“IWANNUƔEN”: Legend of the Forgotten Warriors of the Iron Gates
“IWANNUƔEN”: Legend of the Forgotten Warriors of the Iron Gates 11082 
In the Kabylie of the bibans, there once lived a people of brave and haughty warriors that historical sources retain as IWANNOUGHEN (IWANNUƔEN). As good and noble Kabyle, they give themselves this name which is literally translated as The "combatants".
They were a pagan people. This is, according to Mouloud Gaïd in the History of Bejaia and its Region (1977), one of the reasons for their deliberate omission. Yet their story is more than fascinating to know and tell. A people who believed more in the destiny of a man than in the destiny of a people, according to Gaïd.
This fierce people of fighters lived in the mountains that were once called TIGGURA N WUZZAL (iron gates), translated into Arabic by the French orientalists: the Biban (gates).
They were known as almond growers and as beekeepers. Ibn Khaldoun, in "the history of the Berbers", also spoke of the famous "HONEY of WANNOUGHA" which was sold in Bône and Vgayet. He also referred to this region being classified as rebel, refusing taxes from local Sultans.

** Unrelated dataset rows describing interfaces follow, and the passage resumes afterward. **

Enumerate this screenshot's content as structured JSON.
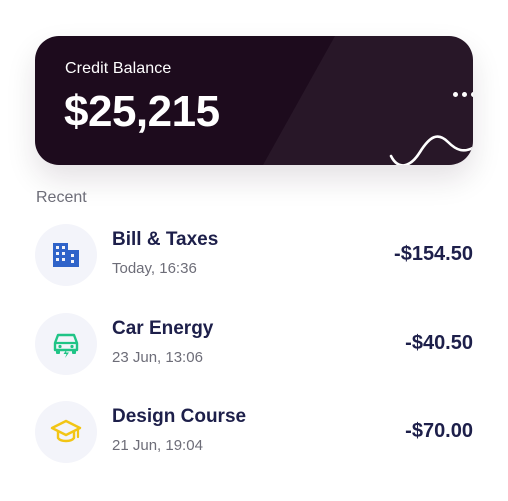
{
  "balance_card": {
    "label": "Credit Balance",
    "amount": "$25,215",
    "background_color": "#1d0b1d",
    "menu_icon": "more-horizontal-icon",
    "trend_icon": "wave-icon"
  },
  "recent": {
    "title": "Recent",
    "transactions": [
      {
        "title": "Bill & Taxes",
        "time": "Today, 16:36",
        "amount": "-$154.50",
        "icon": "building-icon",
        "icon_color": "#2f63c9"
      },
      {
        "title": "Car Energy",
        "time": "23 Jun, 13:06",
        "amount": "-$40.50",
        "icon": "electric-car-icon",
        "icon_color": "#1fc486"
      },
      {
        "title": "Design Course",
        "time": "21 Jun, 19:04",
        "amount": "-$70.00",
        "icon": "graduation-cap-icon",
        "icon_color": "#f2c515"
      }
    ]
  },
  "colors": {
    "text_primary": "#1d1f4a",
    "text_secondary": "#6d6d78",
    "icon_background": "#f3f4fa"
  }
}
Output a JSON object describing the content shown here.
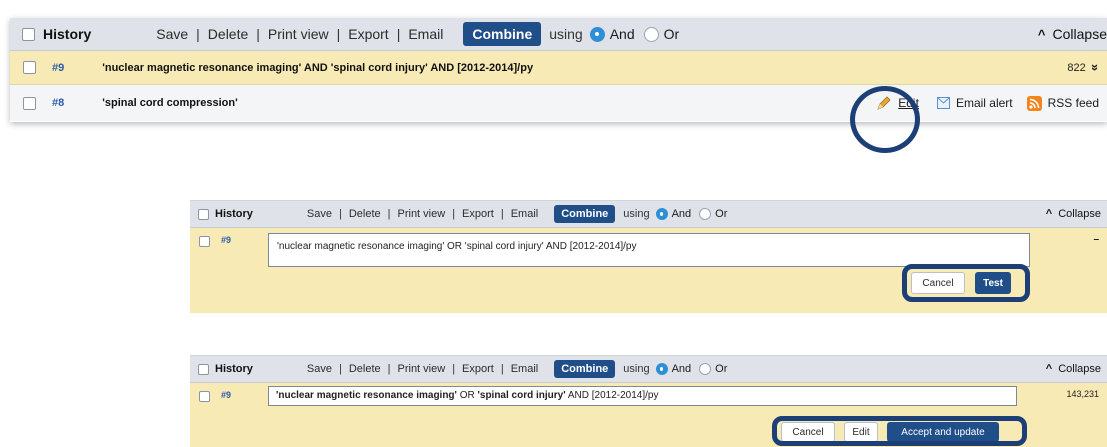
{
  "toolbar": {
    "title": "History",
    "save": "Save",
    "delete": "Delete",
    "print_view": "Print view",
    "export": "Export",
    "email": "Email",
    "separator": "|",
    "combine": "Combine",
    "using": "using",
    "and": "And",
    "or": "Or",
    "collapse": "Collapse",
    "collapse_icon": "^"
  },
  "panel1": {
    "rows": [
      {
        "num": "#9",
        "query": "'nuclear magnetic resonance imaging' AND 'spinal cord injury' AND [2012-2014]/py",
        "count": "822",
        "expand_icon": "»"
      },
      {
        "num": "#8",
        "query": "'spinal cord compression'",
        "actions": {
          "edit": "Edit",
          "email_alert": "Email alert",
          "rss_feed": "RSS feed"
        }
      }
    ]
  },
  "panel2": {
    "num": "#9",
    "edit_text": "'nuclear magnetic resonance imaging' OR 'spinal cord injury' AND [2012-2014]/py",
    "count": "–",
    "cancel": "Cancel",
    "test": "Test"
  },
  "panel3": {
    "num": "#9",
    "query_part1": "'nuclear magnetic resonance imaging'",
    "op1": " OR ",
    "query_part2": "'spinal cord injury'",
    "op2": " AND [2012-2014]/py",
    "count": "143,231",
    "cancel": "Cancel",
    "edit": "Edit",
    "accept": "Accept and update"
  },
  "colors": {
    "accent": "#1f4e88",
    "highlight_ring": "#1c3f78",
    "row_highlight": "#f8eab5",
    "header_bg": "#dfe3e9",
    "link": "#2a5caa",
    "radio_on": "#2f8fd6"
  }
}
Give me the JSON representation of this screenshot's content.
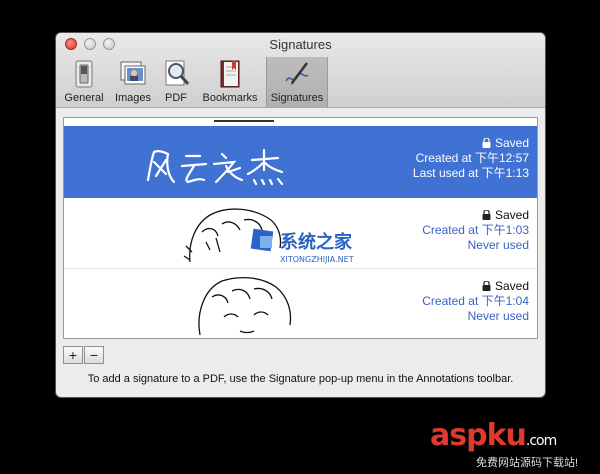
{
  "window": {
    "title": "Signatures"
  },
  "toolbar": {
    "items": [
      {
        "label": "General",
        "icon": "switch-icon"
      },
      {
        "label": "Images",
        "icon": "photos-icon"
      },
      {
        "label": "PDF",
        "icon": "magnifier-icon"
      },
      {
        "label": "Bookmarks",
        "icon": "bookmark-book-icon"
      },
      {
        "label": "Signatures",
        "icon": "pen-signature-icon",
        "selected": true
      }
    ]
  },
  "signatures": [
    {
      "status": "Saved",
      "created": "Created at 下午12:57",
      "used": "Last used at 下午1:13",
      "selected": true
    },
    {
      "status": "Saved",
      "created": "Created at 下午1:03",
      "used": "Never used",
      "selected": false
    },
    {
      "status": "Saved",
      "created": "Created at 下午1:04",
      "used": "Never used",
      "selected": false
    }
  ],
  "buttons": {
    "add": "+",
    "remove": "−"
  },
  "hint": "To add a signature to a PDF, use the Signature pop-up menu in the Annotations toolbar.",
  "watermarks": {
    "xitong_name": "系统之家",
    "xitong_url": "XITONGZHIJIA.NET",
    "aspku_logo": "aspku",
    "aspku_dot": ".com",
    "aspku_sub": "免费网站源码下载站!"
  },
  "colors": {
    "selection": "#3f72d3",
    "link": "#3a62c5",
    "aspku_a": "#e03a2e"
  }
}
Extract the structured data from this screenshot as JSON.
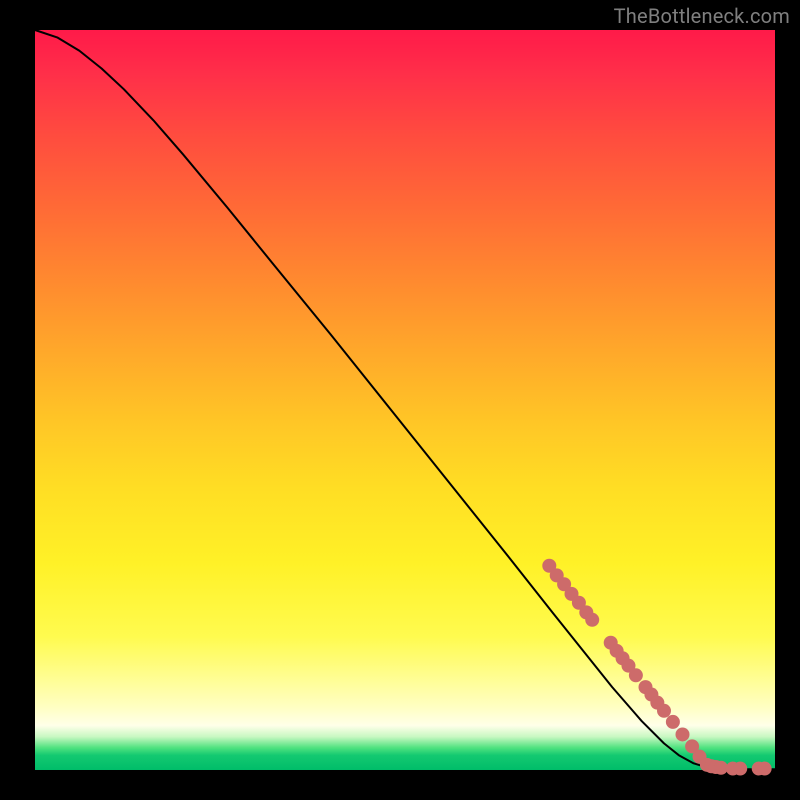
{
  "attribution": "TheBottleneck.com",
  "chart_data": {
    "type": "line",
    "title": "",
    "xlabel": "",
    "ylabel": "",
    "xlim": [
      0,
      100
    ],
    "ylim": [
      0,
      100
    ],
    "curve": [
      {
        "x": 0,
        "y": 100.0
      },
      {
        "x": 3,
        "y": 99.0
      },
      {
        "x": 6,
        "y": 97.2
      },
      {
        "x": 9,
        "y": 94.8
      },
      {
        "x": 12,
        "y": 92.0
      },
      {
        "x": 16,
        "y": 87.8
      },
      {
        "x": 20,
        "y": 83.2
      },
      {
        "x": 26,
        "y": 76.0
      },
      {
        "x": 32,
        "y": 68.6
      },
      {
        "x": 40,
        "y": 58.8
      },
      {
        "x": 48,
        "y": 48.8
      },
      {
        "x": 56,
        "y": 38.8
      },
      {
        "x": 64,
        "y": 28.8
      },
      {
        "x": 70,
        "y": 21.2
      },
      {
        "x": 74,
        "y": 16.2
      },
      {
        "x": 78,
        "y": 11.2
      },
      {
        "x": 82,
        "y": 6.6
      },
      {
        "x": 85,
        "y": 3.6
      },
      {
        "x": 87,
        "y": 2.0
      },
      {
        "x": 89,
        "y": 0.9
      },
      {
        "x": 91,
        "y": 0.3
      },
      {
        "x": 94,
        "y": 0.1
      },
      {
        "x": 100,
        "y": 0.1
      }
    ],
    "markers": [
      {
        "x": 69.5,
        "y": 27.6
      },
      {
        "x": 70.5,
        "y": 26.3
      },
      {
        "x": 71.5,
        "y": 25.1
      },
      {
        "x": 72.5,
        "y": 23.8
      },
      {
        "x": 73.5,
        "y": 22.6
      },
      {
        "x": 74.5,
        "y": 21.3
      },
      {
        "x": 75.3,
        "y": 20.3
      },
      {
        "x": 77.8,
        "y": 17.2
      },
      {
        "x": 78.6,
        "y": 16.1
      },
      {
        "x": 79.4,
        "y": 15.1
      },
      {
        "x": 80.2,
        "y": 14.1
      },
      {
        "x": 81.2,
        "y": 12.8
      },
      {
        "x": 82.5,
        "y": 11.2
      },
      {
        "x": 83.3,
        "y": 10.2
      },
      {
        "x": 84.1,
        "y": 9.1
      },
      {
        "x": 85.0,
        "y": 8.0
      },
      {
        "x": 86.2,
        "y": 6.5
      },
      {
        "x": 87.5,
        "y": 4.8
      },
      {
        "x": 88.8,
        "y": 3.2
      },
      {
        "x": 89.8,
        "y": 1.8
      },
      {
        "x": 90.8,
        "y": 0.7
      },
      {
        "x": 91.4,
        "y": 0.5
      },
      {
        "x": 92.0,
        "y": 0.4
      },
      {
        "x": 92.7,
        "y": 0.3
      },
      {
        "x": 94.3,
        "y": 0.2
      },
      {
        "x": 95.3,
        "y": 0.2
      },
      {
        "x": 97.8,
        "y": 0.2
      },
      {
        "x": 98.6,
        "y": 0.2
      }
    ],
    "marker_color": "#cd6b6a",
    "curve_color": "#000000"
  }
}
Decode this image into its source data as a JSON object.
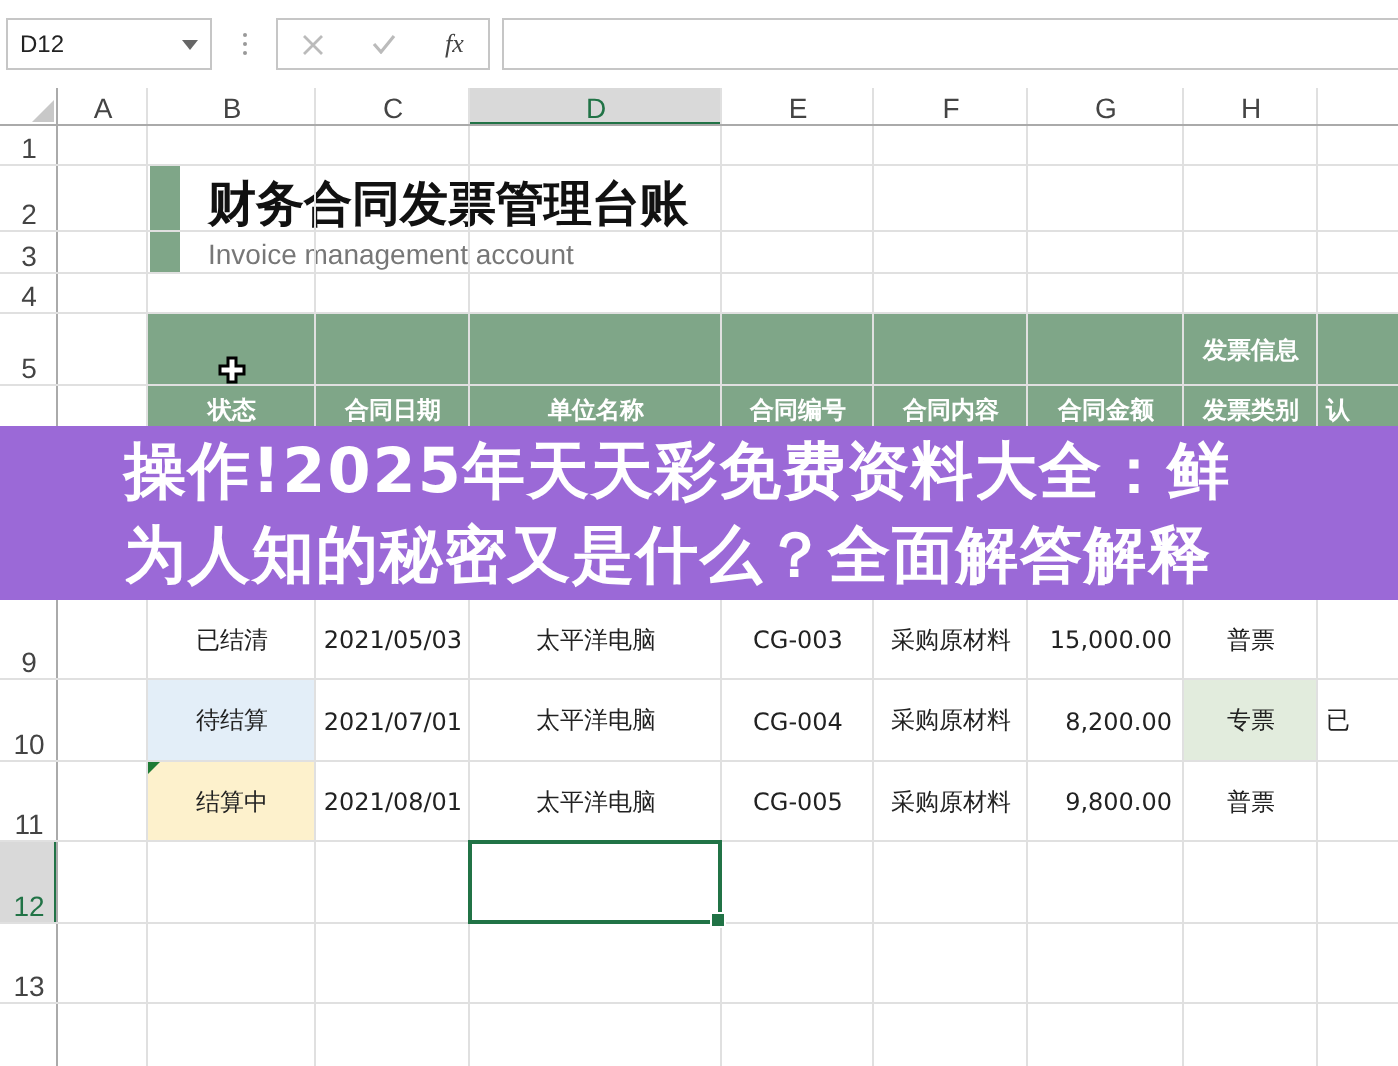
{
  "formula_bar": {
    "name_box": "D12",
    "fx": "fx"
  },
  "columns": [
    {
      "label": "A",
      "selected": false
    },
    {
      "label": "B",
      "selected": false
    },
    {
      "label": "C",
      "selected": false
    },
    {
      "label": "D",
      "selected": true
    },
    {
      "label": "E",
      "selected": false
    },
    {
      "label": "F",
      "selected": false
    },
    {
      "label": "G",
      "selected": false
    },
    {
      "label": "H",
      "selected": false
    }
  ],
  "rows": [
    {
      "label": "1",
      "selected": false
    },
    {
      "label": "2",
      "selected": false
    },
    {
      "label": "3",
      "selected": false
    },
    {
      "label": "4",
      "selected": false
    },
    {
      "label": "5",
      "selected": false
    },
    {
      "label": "9",
      "selected": false
    },
    {
      "label": "10",
      "selected": false
    },
    {
      "label": "11",
      "selected": false
    },
    {
      "label": "12",
      "selected": true
    },
    {
      "label": "13",
      "selected": false
    }
  ],
  "title": "财务合同发票管理台账",
  "subtitle": "Invoice management account",
  "table": {
    "group_header": "发票信息",
    "headers": [
      "状态",
      "合同日期",
      "单位名称",
      "合同编号",
      "合同内容",
      "合同金额",
      "发票类别",
      "认"
    ],
    "rows": [
      {
        "flagged": false,
        "status": {
          "text": "已结清"
        },
        "cells": [
          "2021/05/03",
          "太平洋电脑",
          "CG-003",
          "采购原材料",
          "15,000.00"
        ],
        "invoice_type": {
          "text": "普票"
        }
      },
      {
        "flagged": false,
        "status": {
          "text": "待结算",
          "color": "#e3eef8"
        },
        "cells": [
          "2021/07/01",
          "太平洋电脑",
          "CG-004",
          "采购原材料",
          "8,200.00"
        ],
        "invoice_type": {
          "text": "专票",
          "color": "#e2ecdd"
        },
        "column_8": "已"
      },
      {
        "flagged": true,
        "status": {
          "text": "结算中",
          "color": "#fdf1cc"
        },
        "cells": [
          "2021/08/01",
          "太平洋电脑",
          "CG-005",
          "采购原材料",
          "9,800.00"
        ],
        "invoice_type": {
          "text": "普票"
        }
      }
    ]
  },
  "banner": "操作!2025年天天彩免费资料大全：鲜为人知的秘密又是什么？全面解答解释"
}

History will remember that it was a fearsome people that we feared. The Kabyle saying of “Amokrane Awannoughe, The peace pact is broken” (Muqran Awannuɣ, Tarbuyt n Slam tluɣ) still hides a lot from us about this formidable warrior chief.
Another Kabyle saying remembers them as chauvinists and troublemakers. It is sometimes said when addressing a rambunctious child: "Awannuɣ bu Caquṛ, anida yedda d laɛṛuṛ" (wannoughe with his axe, where there are some troubles).
It is said of them that they considered the jackal to have a playful and noble spirit. They also wore jackal and fox tails around their waists as a tribute to this wise animal. When they met him early in the morning, this was seen as an auspicious sign! Also, their favorite musical instrument was the two-flute ivory bagpipe.
Until recently, we saw a group of men dressed in the skins of wild animals, and who came to our villages with bagpipes and pagan dances and acrobatics. They girded a fox's tail and spoke an ancient Kabyle. They came in the month of May, as if they wanted to remind us of a heavy historical detail. If a woman wants her newborn baby to survive, she goes out and dances with them. They were called "Ibuǧlimen n Wannuɣa", or Boudjelima.
The IWANNUƔEN disappeared with the coming of the Hammadite ancestors of the AT Abbas. We do not know if they were pacified (reconverted to Islam), chased away, or massacred. What is certain is that the territory known as TAGELDA N AT ƐEBBAS (KINGDOM OF THE AT ABBAS) was once that of the IWANNUƔEN.
Often, the history of a land and its people is largely concentrated on one particular period and not another. It is certainly not an innocuous practice to find a summary chapter on the ancient Saldae and ten chapters on the Muslim vgayet. So obvious to the point that when a scholarship is given to a history student specializing in the ancient file of Algeria (who, moreover, has learned neither Latin nor Greek nor Punic, too expensive say to themselves- they) one grants ten to a promotion of students in history which covers the Islamic period of this ground!